In the poem "Ulysses" by Alfred Lord Tennyson, is Ulysses a heroic or an unheroic figure?
To answer this question, you must decide what you think is "heroic" and why. Ulysses presents himself, at the beginning of the poem, as a rather pathetic figure. He is an "idle king," living among "barren crags," his wife is old, and all he does is "mete and dole / Unequal laws unto a savage race" whose lives consists of collecting stuff, eating, and sleeping. He realizes that he has "become a name," meaning that he once made a name for himself, but all his heroism is in the past.

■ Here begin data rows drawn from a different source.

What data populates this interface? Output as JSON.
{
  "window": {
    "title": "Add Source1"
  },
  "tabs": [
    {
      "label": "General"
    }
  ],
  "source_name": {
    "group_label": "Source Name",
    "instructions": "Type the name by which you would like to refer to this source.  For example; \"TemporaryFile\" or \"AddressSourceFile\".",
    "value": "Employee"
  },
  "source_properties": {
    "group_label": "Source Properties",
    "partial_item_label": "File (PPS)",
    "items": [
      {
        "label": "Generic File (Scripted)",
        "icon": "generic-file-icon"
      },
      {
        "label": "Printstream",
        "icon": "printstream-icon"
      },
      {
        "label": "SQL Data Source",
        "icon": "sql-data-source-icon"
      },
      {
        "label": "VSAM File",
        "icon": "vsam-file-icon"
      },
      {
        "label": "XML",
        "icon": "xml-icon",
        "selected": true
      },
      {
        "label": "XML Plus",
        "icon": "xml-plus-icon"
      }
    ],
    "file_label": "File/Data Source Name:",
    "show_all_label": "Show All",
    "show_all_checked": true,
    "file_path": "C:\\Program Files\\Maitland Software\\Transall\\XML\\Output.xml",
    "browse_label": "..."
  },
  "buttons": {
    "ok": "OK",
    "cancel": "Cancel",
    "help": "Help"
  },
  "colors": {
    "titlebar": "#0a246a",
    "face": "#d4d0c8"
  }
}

Throughout the poem, he speaks of what he has done and how he cannot stop; he must go on, "cannot rest from travel: I will drink / Life to the lees." But consider: to do this, he must leave his "aged wife"--a wife who waited twenty years, being faithful to him and fending off her suitors while he fought at Troy and got lost coming home.

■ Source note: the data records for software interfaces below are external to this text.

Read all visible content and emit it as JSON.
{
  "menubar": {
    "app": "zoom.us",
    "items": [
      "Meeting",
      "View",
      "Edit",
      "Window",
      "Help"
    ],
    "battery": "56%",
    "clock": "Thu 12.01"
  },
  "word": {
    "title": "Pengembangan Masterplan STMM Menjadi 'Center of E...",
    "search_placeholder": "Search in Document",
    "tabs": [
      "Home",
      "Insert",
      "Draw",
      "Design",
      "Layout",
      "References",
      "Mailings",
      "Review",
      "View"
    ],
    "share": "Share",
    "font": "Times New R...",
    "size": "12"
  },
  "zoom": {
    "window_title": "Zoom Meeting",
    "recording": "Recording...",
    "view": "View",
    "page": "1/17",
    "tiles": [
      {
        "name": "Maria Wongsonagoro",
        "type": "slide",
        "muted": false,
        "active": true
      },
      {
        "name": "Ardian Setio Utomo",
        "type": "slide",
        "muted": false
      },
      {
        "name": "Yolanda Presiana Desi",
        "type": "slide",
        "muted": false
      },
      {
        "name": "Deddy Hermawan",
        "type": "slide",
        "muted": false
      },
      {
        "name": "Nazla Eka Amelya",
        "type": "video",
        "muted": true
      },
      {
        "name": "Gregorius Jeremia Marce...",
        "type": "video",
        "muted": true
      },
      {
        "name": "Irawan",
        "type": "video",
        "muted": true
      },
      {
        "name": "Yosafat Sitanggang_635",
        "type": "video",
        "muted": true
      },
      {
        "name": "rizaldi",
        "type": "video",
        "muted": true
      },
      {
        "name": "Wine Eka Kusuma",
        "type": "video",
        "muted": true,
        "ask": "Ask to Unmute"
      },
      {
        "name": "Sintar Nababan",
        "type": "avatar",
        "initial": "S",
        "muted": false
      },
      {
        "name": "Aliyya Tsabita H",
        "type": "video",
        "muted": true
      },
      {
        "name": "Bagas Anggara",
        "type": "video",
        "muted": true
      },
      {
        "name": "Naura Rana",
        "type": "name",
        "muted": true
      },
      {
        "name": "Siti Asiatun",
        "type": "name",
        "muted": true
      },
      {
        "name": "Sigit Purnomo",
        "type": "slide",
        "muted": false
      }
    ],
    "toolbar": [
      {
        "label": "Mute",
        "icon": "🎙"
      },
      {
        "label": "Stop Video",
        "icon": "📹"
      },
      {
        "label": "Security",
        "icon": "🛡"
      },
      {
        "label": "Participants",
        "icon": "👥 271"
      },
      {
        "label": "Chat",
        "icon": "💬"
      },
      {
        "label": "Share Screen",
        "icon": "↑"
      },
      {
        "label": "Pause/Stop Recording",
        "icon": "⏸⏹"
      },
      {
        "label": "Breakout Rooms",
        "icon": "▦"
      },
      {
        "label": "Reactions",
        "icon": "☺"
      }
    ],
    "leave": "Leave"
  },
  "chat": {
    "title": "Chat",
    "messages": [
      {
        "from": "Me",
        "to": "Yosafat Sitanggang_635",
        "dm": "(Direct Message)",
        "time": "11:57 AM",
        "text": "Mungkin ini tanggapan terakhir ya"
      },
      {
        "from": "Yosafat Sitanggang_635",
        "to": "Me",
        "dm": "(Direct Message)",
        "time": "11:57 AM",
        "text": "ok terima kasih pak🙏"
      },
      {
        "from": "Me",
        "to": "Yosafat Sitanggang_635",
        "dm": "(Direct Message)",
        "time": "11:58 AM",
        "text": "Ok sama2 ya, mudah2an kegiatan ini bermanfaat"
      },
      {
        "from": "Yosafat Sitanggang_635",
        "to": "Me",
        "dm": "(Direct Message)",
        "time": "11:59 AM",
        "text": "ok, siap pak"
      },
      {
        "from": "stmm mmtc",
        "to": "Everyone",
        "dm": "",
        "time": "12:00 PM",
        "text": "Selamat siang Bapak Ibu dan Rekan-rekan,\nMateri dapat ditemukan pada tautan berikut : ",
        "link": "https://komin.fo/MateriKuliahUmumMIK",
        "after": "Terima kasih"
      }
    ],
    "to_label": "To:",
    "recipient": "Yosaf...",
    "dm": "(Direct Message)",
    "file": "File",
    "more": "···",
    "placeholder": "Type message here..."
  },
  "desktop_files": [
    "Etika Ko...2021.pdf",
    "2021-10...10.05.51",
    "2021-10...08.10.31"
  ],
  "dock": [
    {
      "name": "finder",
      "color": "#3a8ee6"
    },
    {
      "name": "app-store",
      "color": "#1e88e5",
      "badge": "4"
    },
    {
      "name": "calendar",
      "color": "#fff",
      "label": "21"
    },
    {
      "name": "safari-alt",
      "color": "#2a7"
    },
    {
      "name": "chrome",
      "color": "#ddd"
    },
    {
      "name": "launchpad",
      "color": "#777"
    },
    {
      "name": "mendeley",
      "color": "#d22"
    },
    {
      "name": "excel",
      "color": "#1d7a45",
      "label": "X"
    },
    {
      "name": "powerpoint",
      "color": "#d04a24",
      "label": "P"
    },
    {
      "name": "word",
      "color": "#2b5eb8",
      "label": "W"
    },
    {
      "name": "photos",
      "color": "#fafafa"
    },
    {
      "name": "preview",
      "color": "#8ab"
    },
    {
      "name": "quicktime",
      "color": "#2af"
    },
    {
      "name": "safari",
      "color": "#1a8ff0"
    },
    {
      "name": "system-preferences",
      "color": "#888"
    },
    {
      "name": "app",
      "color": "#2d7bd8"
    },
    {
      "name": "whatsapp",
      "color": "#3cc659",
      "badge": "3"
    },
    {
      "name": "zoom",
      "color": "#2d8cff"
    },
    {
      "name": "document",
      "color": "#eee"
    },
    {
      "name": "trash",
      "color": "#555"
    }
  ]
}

The poem has some of the most heroic lines in it of all literature, in my opinion, but the actions Ulysses is considering are quite the opposite.